Nepal's Constituent Assembly began voting on a draft of the Himalayan nation's much-delayed new constitution on Sunday despite protests from ethnic minority groups.
The constitution has been delayed by years of disagreements between the main political parties, and the voting on the draft is seen as major progress. The three main parties finally reached agreement this year, enabling the process to move on after years of stalemate.
Nepal has had an interim constitution since pro-democracy protests forced then-King Gyanendra to give up authoritarian rule and turn the country into a republic. A Constituent Assembly elected in 2008 failed to draft a new charter, and another assembly was elected in 2013.
Speaker Subash Nemwang commenced the voting Sunday on the draft and amendment proposals sought by assembly members.
The voting, which is expected to take at least a day or two, was boycotted by the smaller opposition parties, but they make up only 9 percent of the assembly.
The three major parties are determined to get the constitution passed this week, and had invited protesting parties and groups for weekend talks. One group met with Prime Minister Sushil Koirala, but no agreement was reached.
The new constitution proposes to split Nepal into seven federal provinces. Some ethnic groups disagree with the makeup, border and size of the provinces.
There have been weeks of protests against the draft in southern Nepal, some of which have turned violent, with at least 40 people killed in clashes between protesters and security forces. Authorities have imposed curfews in several southern towns.
In Kathmandu, the capital, about 500 protesters gathered outside the assembly hall on Sunday, demanding the voting process be stopped. The protesters also accused government security forces of using excessive force against the protests in the south.

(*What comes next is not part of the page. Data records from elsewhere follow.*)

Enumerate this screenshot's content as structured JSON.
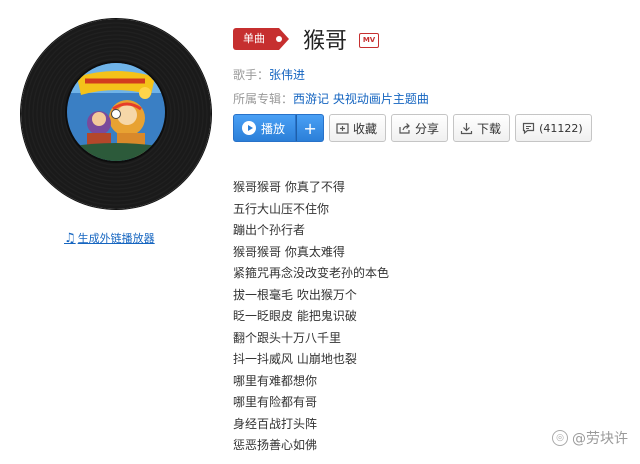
{
  "song": {
    "badge": "单曲",
    "title": "猴哥",
    "mv_badge": "MV",
    "artist_label": "歌手：",
    "artist": "张伟进",
    "album_label": "所属专辑：",
    "album": "西游记 央视动画片主题曲"
  },
  "actions": {
    "play": "播放",
    "add": "+",
    "collect": "收藏",
    "share": "分享",
    "download": "下载",
    "comments": "(41122)"
  },
  "ext_link": "生成外链播放器",
  "lyrics": [
    "猴哥猴哥 你真了不得",
    "五行大山压不住你",
    "蹦出个孙行者",
    "猴哥猴哥 你真太难得",
    "紧箍咒再念没改变老孙的本色",
    "拔一根毫毛 吹出猴万个",
    "眨一眨眼皮 能把鬼识破",
    "翻个跟头十万八千里",
    "抖一抖威风 山崩地也裂",
    "哪里有难都想你",
    "哪里有险都有哥",
    "身经百战打头阵",
    "惩恶扬善心如佛"
  ],
  "watermark": "@劳块许",
  "colors": {
    "accent_red": "#c62f2f",
    "link_blue": "#1565c0",
    "play_blue": "#2b7fd8"
  },
  "icons": [
    "music-note-icon",
    "play-icon",
    "add-icon",
    "collect-icon",
    "share-icon",
    "download-icon",
    "comment-icon",
    "mv-icon"
  ]
}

Security was heightened around Kathmandu, with hundreds of riot police officers guarding the assembly hall.
Protests were expected to continue in Kathmandu on Monday.